Remember a time when buying a game meant you only received the content that was in the game itself. Love it or hate it, the game you bought was not going to add or change the experience in any way, shape or form. I can't say that I miss those days, before reviews you could only judge a game by its cover. It always felt like you were taking a risk no matter what you got. Then consoles began incorporating the Internet into their design. Game developent started to change, it wasn't immediate, this was a slow process which slowly got introduced to the consumer. I remember buying a game on my PS3 putting it on and not have to install a patch. Then patches started to be more common place, they fixed bugs, sometimes they changed how a game played and very few times they would add additional content to the game, at no cost!
There are many variables that affect how a game and it's DLC is perceived. To me the key components that define whether or not I'm to pursue buying DLC are the following:
- How good the initial product is.
- How much is the DLC adding to the experience.
- What my initial investment was for the franchise.
- The price of the DLC.
The second one for me is meant to capture the substance of the DLC. What will this DLC add to the game, and it doesn't necessarily have to be hours of gameplay, but if I decide to buy this DLC it's because purchasing this item will add something I want to experience. The perfect example of this is Red Dead Redemption's Undead Nightmare DLC. It came in a time where everybody was doing Vampires and Zombies DLC for their games. Leave it to Rockstar to do a decent piece of DLC. I wanted to experience more Red Dead, I mean who doesn't, and I wanted to see what Red Dead's world would look like during a zombie apocalypse. It was a one two punch for me when it came time to buy it. Again I may be a little bias with Red Dead, after all I've bought the game 3 times… Let's not speak more of this.
The third is meant to capture how I view games with respect to money and it's overall investment value. Typically if my initial investment of the game is low then I will be more compelled to buy the DLC for the game, as opposed to me buying the game at full price. I mean the game would have to be really good or I would have to suspect that there wouldn't be a "Definitive Edition" release for it. Overall I budget on how much I plan to spend on a game, I consider $30 a typical fair price for a game. If I buy the game for less than that and I like the experience then I have absolutely no problem in using the remainder of that money for that game's DLC.
And finally the last thing I look for in DLC is the price. Season passes tend to look lucrative because they bundle all the DLC into one low price, but do they really.
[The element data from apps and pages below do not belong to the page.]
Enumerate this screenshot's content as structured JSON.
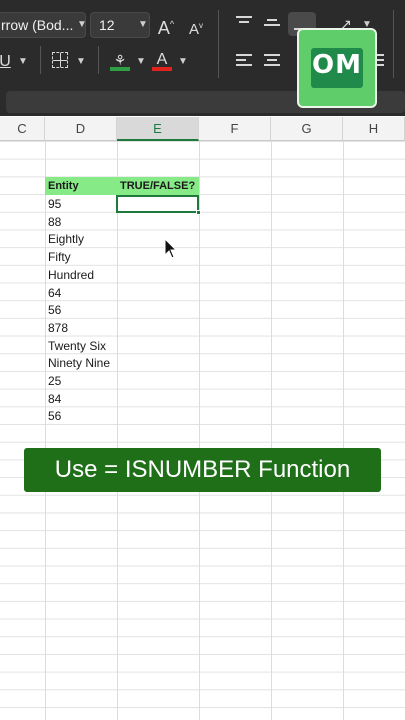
{
  "toolbar": {
    "font_name": "rrow (Bod...",
    "font_size": "12",
    "increase_font_glyph": "A",
    "decrease_font_glyph": "A",
    "underline_glyph": "U",
    "font_color_glyph": "A",
    "fill_color": "#2ea043",
    "font_color": "#e0231c"
  },
  "logo": {
    "text": "OM"
  },
  "columns": [
    {
      "label": "C",
      "active": false
    },
    {
      "label": "D",
      "active": false
    },
    {
      "label": "E",
      "active": true
    },
    {
      "label": "F",
      "active": false
    },
    {
      "label": "G",
      "active": false
    },
    {
      "label": "H",
      "active": false
    }
  ],
  "table": {
    "header_d": "Entity",
    "header_e": "TRUE/FALSE?",
    "entities": [
      "95",
      "88",
      "Eightly",
      "Fifty",
      "Hundred",
      "64",
      "56",
      "878",
      "Twenty Six",
      "Ninety Nine",
      "25",
      "84",
      "56"
    ]
  },
  "banner": {
    "text": "Use = ISNUMBER Function"
  },
  "colors": {
    "header_fill": "#86ea86",
    "selection": "#1e7a3c",
    "banner": "#1f6e18",
    "ribbon": "#2b2b2b"
  }
}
I've found that most these season passes include things I'm not interested in at all. Season passes that include a large amount of skins, taunts and other features that don't change the way a game plays are the ones I avoid. Additionally, many season passes don't tell you what the DLC is going to be. To me they feel dishonest and depends a lot on how much you trust the team behind the game.
That being said with the way I have carried myself with DLC, I really can't say l have purchased a lot given the amount of games that I own. The times that I have purchased DLC are typically tied with games I've downloaded for free from my PS+ account. In my opinion $5 - $10 is a fair price for DLC, that is after I screen for the previous three items. Furthermore, if I see a game that has DLC available and I feel like it should have been part of the original game release I don't buy it. A good example of this was the RE5 VS Mode, I bought every other piece of DLC except that one… and yes I enjoyed RE5… a lot actually.
DLC is a key component in today's games, it has evolved significantly with this last console generation into something that, love it or hate it, we all expect to receive. They key in all of this is where is gaming going with this, we are seeing a shift in gaming media where episodic releases are more common place than before. These are not the majority for sure but is this where we are headed? Just like the introduction to DLC was a slow and steady process, are we simply accepting this business model